** WHAT TO PRODUCE **
Would you retype the listing below exactly as given?
--- SUPPLIED RECORDS Enclosed Below ---
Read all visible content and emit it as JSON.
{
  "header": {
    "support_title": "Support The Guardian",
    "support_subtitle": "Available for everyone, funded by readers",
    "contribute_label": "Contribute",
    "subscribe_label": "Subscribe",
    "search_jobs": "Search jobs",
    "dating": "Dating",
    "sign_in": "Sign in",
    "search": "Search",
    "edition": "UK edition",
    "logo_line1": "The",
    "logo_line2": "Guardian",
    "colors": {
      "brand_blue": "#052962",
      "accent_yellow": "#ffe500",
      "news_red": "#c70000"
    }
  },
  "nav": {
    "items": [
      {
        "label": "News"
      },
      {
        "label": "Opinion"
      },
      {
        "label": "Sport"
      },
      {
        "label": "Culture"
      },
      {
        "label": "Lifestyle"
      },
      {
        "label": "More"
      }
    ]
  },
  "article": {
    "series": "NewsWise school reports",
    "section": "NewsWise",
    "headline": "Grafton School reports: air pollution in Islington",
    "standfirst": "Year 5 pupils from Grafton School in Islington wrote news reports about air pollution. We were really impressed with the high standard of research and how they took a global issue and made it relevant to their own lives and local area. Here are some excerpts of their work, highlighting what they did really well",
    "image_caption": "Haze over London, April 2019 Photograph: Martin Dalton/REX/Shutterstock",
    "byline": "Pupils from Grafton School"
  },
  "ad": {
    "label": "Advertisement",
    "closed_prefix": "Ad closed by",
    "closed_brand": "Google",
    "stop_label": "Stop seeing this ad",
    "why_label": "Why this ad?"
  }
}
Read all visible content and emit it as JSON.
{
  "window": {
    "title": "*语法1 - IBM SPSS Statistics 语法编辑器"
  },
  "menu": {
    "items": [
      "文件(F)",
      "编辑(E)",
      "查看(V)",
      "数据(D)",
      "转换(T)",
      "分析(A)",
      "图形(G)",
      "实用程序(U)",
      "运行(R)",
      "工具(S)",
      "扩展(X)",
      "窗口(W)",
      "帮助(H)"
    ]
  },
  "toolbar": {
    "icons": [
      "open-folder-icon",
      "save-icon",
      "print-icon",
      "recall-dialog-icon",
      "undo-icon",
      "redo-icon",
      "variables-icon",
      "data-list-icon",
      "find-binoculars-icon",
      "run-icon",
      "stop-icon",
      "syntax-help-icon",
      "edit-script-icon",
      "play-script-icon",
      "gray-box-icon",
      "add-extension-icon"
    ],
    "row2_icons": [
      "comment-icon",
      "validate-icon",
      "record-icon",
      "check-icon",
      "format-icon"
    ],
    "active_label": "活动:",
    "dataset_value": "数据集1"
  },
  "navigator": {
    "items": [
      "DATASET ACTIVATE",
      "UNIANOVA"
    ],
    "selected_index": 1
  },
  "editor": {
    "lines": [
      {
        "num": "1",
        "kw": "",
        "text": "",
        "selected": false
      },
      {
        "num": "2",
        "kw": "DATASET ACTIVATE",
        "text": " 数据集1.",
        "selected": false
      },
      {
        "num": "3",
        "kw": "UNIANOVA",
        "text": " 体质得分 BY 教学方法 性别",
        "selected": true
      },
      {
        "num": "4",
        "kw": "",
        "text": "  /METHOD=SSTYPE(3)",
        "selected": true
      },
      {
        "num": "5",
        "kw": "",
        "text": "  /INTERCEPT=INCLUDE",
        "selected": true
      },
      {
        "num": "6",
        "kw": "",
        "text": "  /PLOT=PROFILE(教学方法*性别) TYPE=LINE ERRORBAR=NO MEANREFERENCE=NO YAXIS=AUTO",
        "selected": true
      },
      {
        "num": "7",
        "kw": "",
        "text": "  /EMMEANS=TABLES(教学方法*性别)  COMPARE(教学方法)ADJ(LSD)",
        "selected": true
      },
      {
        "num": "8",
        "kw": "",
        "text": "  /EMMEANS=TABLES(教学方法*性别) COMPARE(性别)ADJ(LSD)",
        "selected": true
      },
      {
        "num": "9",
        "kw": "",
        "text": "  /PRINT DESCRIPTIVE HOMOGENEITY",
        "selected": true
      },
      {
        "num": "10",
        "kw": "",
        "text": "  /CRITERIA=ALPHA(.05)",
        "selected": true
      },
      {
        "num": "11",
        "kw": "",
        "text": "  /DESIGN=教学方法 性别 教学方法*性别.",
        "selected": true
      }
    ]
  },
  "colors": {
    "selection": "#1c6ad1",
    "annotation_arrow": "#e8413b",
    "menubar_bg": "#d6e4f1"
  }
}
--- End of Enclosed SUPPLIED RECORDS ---
** OUTPUT OF THE TASK **
Read all visible content and emit it as JSON.
{
  "header": {
    "support_title": "Support The Guardian",
    "support_subtitle": "Available for everyone, funded by readers",
    "contribute_label": "Contribute",
    "subscribe_label": "Subscribe",
    "search_jobs": "Search jobs",
    "dating": "Dating",
    "sign_in": "Sign in",
    "search": "Search",
    "edition": "UK edition",
    "logo_line1": "The",
    "logo_line2": "Guardian",
    "colors": {
      "brand_blue": "#052962",
      "accent_yellow": "#ffe500",
      "news_red": "#c70000"
    }
  },
  "nav": {
    "items": [
      {
        "label": "News"
      },
      {
        "label": "Opinion"
      },
      {
        "label": "Sport"
      },
      {
        "label": "Culture"
      },
      {
        "label": "Lifestyle"
      },
      {
        "label": "More"
      }
    ]
  },
  "article": {
    "series": "NewsWise school reports",
    "section": "NewsWise",
    "headline": "Grafton School reports: air pollution in Islington",
    "standfirst": "Year 5 pupils from Grafton School in Islington wrote news reports about air pollution. We were really impressed with the high standard of research and how they took a global issue and made it relevant to their own lives and local area. Here are some excerpts of their work, highlighting what they did really well",
    "image_caption": "Haze over London, April 2019 Photograph: Martin Dalton/REX/Shutterstock",
    "byline": "Pupils from Grafton School"
  },
  "ad": {
    "label": "Advertisement",
    "closed_prefix": "Ad closed by",
    "closed_brand": "Google",
    "stop_label": "Stop seeing this ad",
    "why_label": "Why this ad?"
  }
}
Read all visible content and emit it as JSON.
{
  "window": {
    "title": "*语法1 - IBM SPSS Statistics 语法编辑器"
  },
  "menu": {
    "items": [
      "文件(F)",
      "编辑(E)",
      "查看(V)",
      "数据(D)",
      "转换(T)",
      "分析(A)",
      "图形(G)",
      "实用程序(U)",
      "运行(R)",
      "工具(S)",
      "扩展(X)",
      "窗口(W)",
      "帮助(H)"
    ]
  },
  "toolbar": {
    "icons": [
      "open-folder-icon",
      "save-icon",
      "print-icon",
      "recall-dialog-icon",
      "undo-icon",
      "redo-icon",
      "variables-icon",
      "data-list-icon",
      "find-binoculars-icon",
      "run-icon",
      "stop-icon",
      "syntax-help-icon",
      "edit-script-icon",
      "play-script-icon",
      "gray-box-icon",
      "add-extension-icon"
    ],
    "row2_icons": [
      "comment-icon",
      "validate-icon",
      "record-icon",
      "check-icon",
      "format-icon"
    ],
    "active_label": "活动:",
    "dataset_value": "数据集1"
  },
  "navigator": {
    "items": [
      "DATASET ACTIVATE",
      "UNIANOVA"
    ],
    "selected_index": 1
  },
  "editor": {
    "lines": [
      {
        "num": "1",
        "kw": "",
        "text": "",
        "selected": false
      },
      {
        "num": "2",
        "kw": "DATASET ACTIVATE",
        "text": " 数据集1.",
        "selected": false
      },
      {
        "num": "3",
        "kw": "UNIANOVA",
        "text": " 体质得分 BY 教学方法 性别",
        "selected": true
      },
      {
        "num": "4",
        "kw": "",
        "text": "  /METHOD=SSTYPE(3)",
        "selected": true
      },
      {
        "num": "5",
        "kw": "",
        "text": "  /INTERCEPT=INCLUDE",
        "selected": true
      },
      {
        "num": "6",
        "kw": "",
        "text": "  /PLOT=PROFILE(教学方法*性别) TYPE=LINE ERRORBAR=NO MEANREFERENCE=NO YAXIS=AUTO",
        "selected": true
      },
      {
        "num": "7",
        "kw": "",
        "text": "  /EMMEANS=TABLES(教学方法*性别)  COMPARE(教学方法)ADJ(LSD)",
        "selected": true
      },
      {
        "num": "8",
        "kw": "",
        "text": "  /EMMEANS=TABLES(教学方法*性别) COMPARE(性别)ADJ(LSD)",
        "selected": true
      },
      {
        "num": "9",
        "kw": "",
        "text": "  /PRINT DESCRIPTIVE HOMOGENEITY",
        "selected": true
      },
      {
        "num": "10",
        "kw": "",
        "text": "  /CRITERIA=ALPHA(.05)",
        "selected": true
      },
      {
        "num": "11",
        "kw": "",
        "text": "  /DESIGN=教学方法 性别 教学方法*性别.",
        "selected": true
      }
    ]
  },
  "colors": {
    "selection": "#1c6ad1",
    "annotation_arrow": "#e8413b",
    "menubar_bg": "#d6e4f1"
  }
}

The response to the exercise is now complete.